Each record should be copied exactly, and none of them omitted.
——
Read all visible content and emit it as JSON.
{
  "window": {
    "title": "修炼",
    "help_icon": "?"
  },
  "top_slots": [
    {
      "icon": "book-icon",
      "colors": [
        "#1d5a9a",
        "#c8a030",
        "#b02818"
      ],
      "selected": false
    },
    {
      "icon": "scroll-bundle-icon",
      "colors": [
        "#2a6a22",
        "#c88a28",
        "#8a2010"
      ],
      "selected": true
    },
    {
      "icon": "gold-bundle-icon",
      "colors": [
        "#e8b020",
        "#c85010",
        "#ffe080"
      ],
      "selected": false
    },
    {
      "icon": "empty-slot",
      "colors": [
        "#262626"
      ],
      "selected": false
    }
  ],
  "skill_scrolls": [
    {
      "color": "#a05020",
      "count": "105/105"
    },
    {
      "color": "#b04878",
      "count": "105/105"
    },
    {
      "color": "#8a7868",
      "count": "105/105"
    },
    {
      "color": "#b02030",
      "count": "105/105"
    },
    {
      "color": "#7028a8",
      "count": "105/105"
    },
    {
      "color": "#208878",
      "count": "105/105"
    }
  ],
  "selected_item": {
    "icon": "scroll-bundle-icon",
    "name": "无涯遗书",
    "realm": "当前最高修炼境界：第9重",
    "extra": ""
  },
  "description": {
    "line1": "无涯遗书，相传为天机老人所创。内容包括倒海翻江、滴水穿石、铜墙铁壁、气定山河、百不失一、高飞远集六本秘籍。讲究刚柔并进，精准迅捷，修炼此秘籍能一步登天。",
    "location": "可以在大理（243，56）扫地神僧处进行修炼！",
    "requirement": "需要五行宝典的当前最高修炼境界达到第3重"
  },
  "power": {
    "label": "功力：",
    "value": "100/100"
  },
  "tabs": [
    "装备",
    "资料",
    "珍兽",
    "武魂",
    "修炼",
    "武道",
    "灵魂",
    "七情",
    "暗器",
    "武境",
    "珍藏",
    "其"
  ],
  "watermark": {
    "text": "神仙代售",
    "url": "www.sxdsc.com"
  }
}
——
EXERCISE RESULT:
Read all visible content and emit it as JSON.
{
  "window": {
    "title": "修炼",
    "help_icon": "?"
  },
  "top_slots": [
    {
      "icon": "book-icon",
      "colors": [
        "#1d5a9a",
        "#c8a030",
        "#b02818"
      ],
      "selected": false
    },
    {
      "icon": "scroll-bundle-icon",
      "colors": [
        "#2a6a22",
        "#c88a28",
        "#8a2010"
      ],
      "selected": true
    },
    {
      "icon": "gold-bundle-icon",
      "colors": [
        "#e8b020",
        "#c85010",
        "#ffe080"
      ],
      "selected": false
    },
    {
      "icon": "empty-slot",
      "colors": [
        "#262626"
      ],
      "selected": false
    }
  ],
  "skill_scrolls": [
    {
      "color": "#a05020",
      "count": "105/105"
    },
    {
      "color": "#b04878",
      "count": "105/105"
    },
    {
      "color": "#8a7868",
      "count": "105/105"
    },
    {
      "color": "#b02030",
      "count": "105/105"
    },
    {
      "color": "#7028a8",
      "count": "105/105"
    },
    {
      "color": "#208878",
      "count": "105/105"
    }
  ],
  "selected_item": {
    "icon": "scroll-bundle-icon",
    "name": "无涯遗书",
    "realm": "当前最高修炼境界：第9重",
    "extra": ""
  },
  "description": {
    "line1": "无涯遗书，相传为天机老人所创。内容包括倒海翻江、滴水穿石、铜墙铁壁、气定山河、百不失一、高飞远集六本秘籍。讲究刚柔并进，精准迅捷，修炼此秘籍能一步登天。",
    "location": "可以在大理（243，56）扫地神僧处进行修炼！",
    "requirement": "需要五行宝典的当前最高修炼境界达到第3重"
  },
  "power": {
    "label": "功力：",
    "value": "100/100"
  },
  "tabs": [
    "装备",
    "资料",
    "珍兽",
    "武魂",
    "修炼",
    "武道",
    "灵魂",
    "七情",
    "暗器",
    "武境",
    "珍藏",
    "其"
  ],
  "watermark": {
    "text": "神仙代售",
    "url": "www.sxdsc.com"
  }
}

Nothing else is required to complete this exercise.